Last Updated: 2015-01-08 07:14:49 UTC
by Bojan Zdrnja (Version: 1)
One of the biggest security announcements in the last year was definitely the POODLE (Padding Oracle On Downgraded Legacy Encryption) vulnerability, which marked the real end of SSLv3. In a contrast with many other previously identified vulnerabilities in encryption algorithms used by SSLv3, this vulnerability is viable, and can be exploited by an attacker without jumping over too many obstacles or requiring large resources – the POODLE vulnerability is real.
While this raised quite a bit of panic (in some cases the panic was justified) it also raised quite a bit of dust where it should not have had. The goal of this diary is therefore to clear things up a bit, to allow you to make proper risk assessment on moving away from SSLv3 – please do add comments and your experiences (and any corrections, if you find errors).
A little refresher
First, though, a little refresher on how the POODLE vulnerability works. The original paper is available at https://www.openssl.org/~bodo/ssl-poodle.pdf, however I will explain couple of details which are, in my opinion, crucial for this attack and that maybe have not been stressed out as they should have in this paper (my personal opinion is that the steps related to the attack should have been better explained since that would allow people to easily assess the risk).

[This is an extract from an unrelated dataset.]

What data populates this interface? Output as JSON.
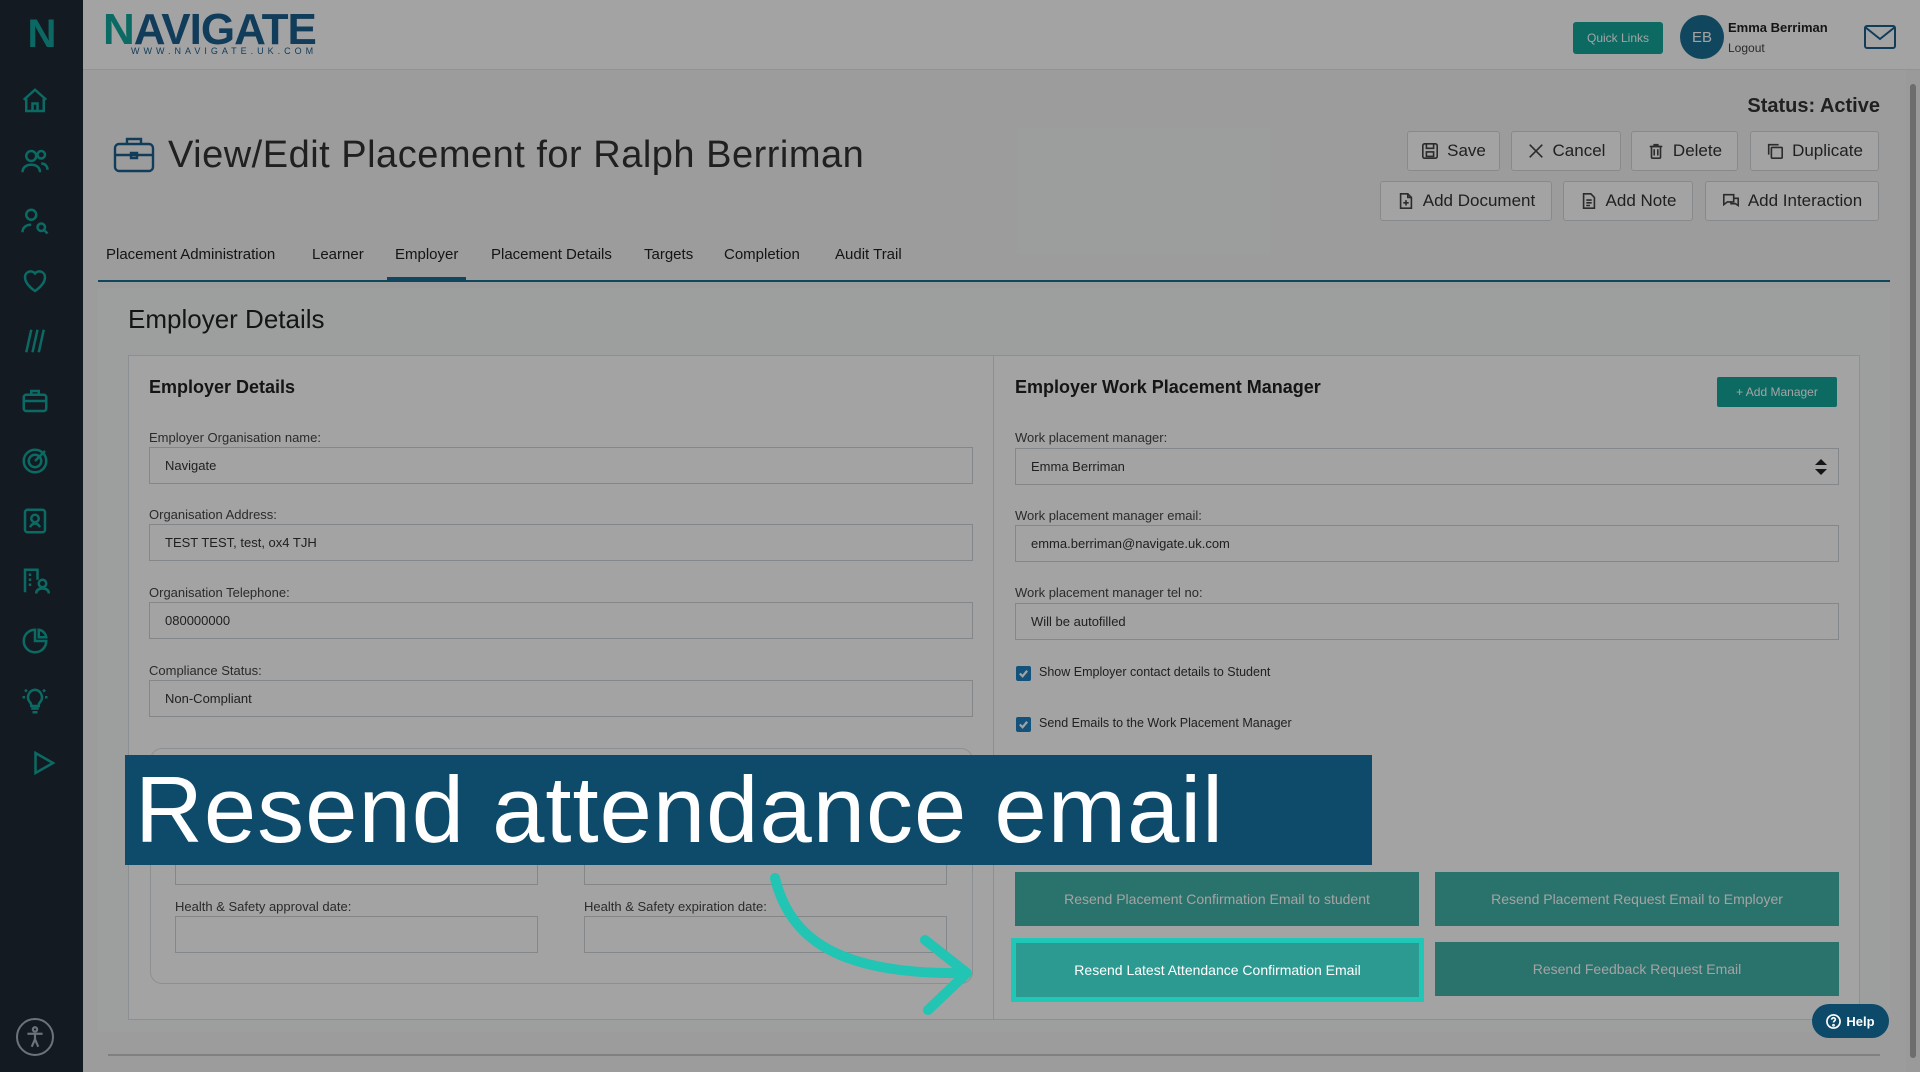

The vulnerability exists in the fact that, when a CBC encryption algorithms is used, SSLv3 does not cover padding with MAC (Message Authentication Code). Additionally (and this is the key), when there is an entire block of padding, SSLv3 checks only the last byte in the padding block. All other, previous bytes in that block are ignore and the value of the last byte must be equal to the block size (i.e. 15, when the block size is 16 bytes).
If an attacker wants to exploit this vulnerability, he first must perform the following actions:
- Successfully run a Man-in-the-Middle attack against the victim,
- Downgrade connection to SSLv3, if TLS is used as well, for example,
If the requirements above have been fulfilled, the attack is relatively simple, and the attacker must do the following:
- Position the byte he wants to recover as the last byte of a block. This is a critical requirement as we will see later.
- Copy that block as the last (padding) block.
Now the attacker uses the server as the oracle depending on messages received back. The server will try to decrypt the message and when decrypting the last block, due to the CBC encryption algorithm, after the decryption, the last byte will be XOR-ed with the last byte of the previous block. As we used an entire block of padding, the attacker knows that result of this process must be 15. In other words, if the decryption was successful, the attacker can obtain the plain text value of that byte since he can easily calculate it: the decrypted byte = 15 XOR (the last byte of the previous block).
How does the attacker know if the decryption was successful? It’s simple: by observing network traffic from the server:
- If the decryption failed (and this means that the result was not 15), the attacker will see Alert Code 21, which means “Decryption failed” (the description says: Decryption of a TLSCiphertext record is decrypted in an invalid way: either it was not an even multiple of the block length or its padding values, when checked, were not correct. This message is always fatal.)
- If the decryption was successful, the attacker can decrypt the byte. The action that the request will cause does not really matter.
All the attacker needs to do now is cause the victim to issue multiple requests. In average – he will need 256 request to decrypt a single byte (but notice that it might take him much more – or less requests to do this). By causing the victim to issue arbitrary requests, the attacker decrypts his wanted data (usually a session cookie in web applications) byte by byte.
Practicality of POODLE attacks
As you can see in the previous section, there is a number of requirements that the attacker needs to fulfill to execute POODLE attacks. One of the most important is to make the victim issue arbitrary requests to the server. The attacker must somehow be able to influence these requests – the byte he wants to decrypt must be the last byte in a block.
With web applications this is relatively easy – since the attacker must be in a MitM position anyway, he can make the victim’s browser issue such special requests (for more details see the original paper).
However, and this is the crucial point of assessing the risk of POODLE – what happens if the attacker cannot influence such requests? Well, according to current information, he will be able to decrypt only single pre-positioned bytes.
While this is still bad, the risk might be lower than with a standard web application. And this is the main point of assessing the risk: in last couple of months I’ve seen simply too many cases when an auditor (or a penetration tester) ran a tool which reported that SSLv3 is enabled and blindly marked this as a critical vulnerability that has to be mitigated as soon as possible.
One of the typical cases of such detections are client-server applications that use SSLv3 to protect data, but that do not allow the attacker to modify the requests (for example: monitoring systems). Such systems always issue same requests, and they do this automatically so the attacker cannot modify the request (the plain text version of it), as he can with web applications.
So, to wrap up this already long diary – always assess risk properly and do not accept results of automated scanners blindly. While the POODLE vulnerability is indeed a severe and critical vulnerability, and we should move to TLS (v1.2 if possible), the migration should be staged and carefully planned.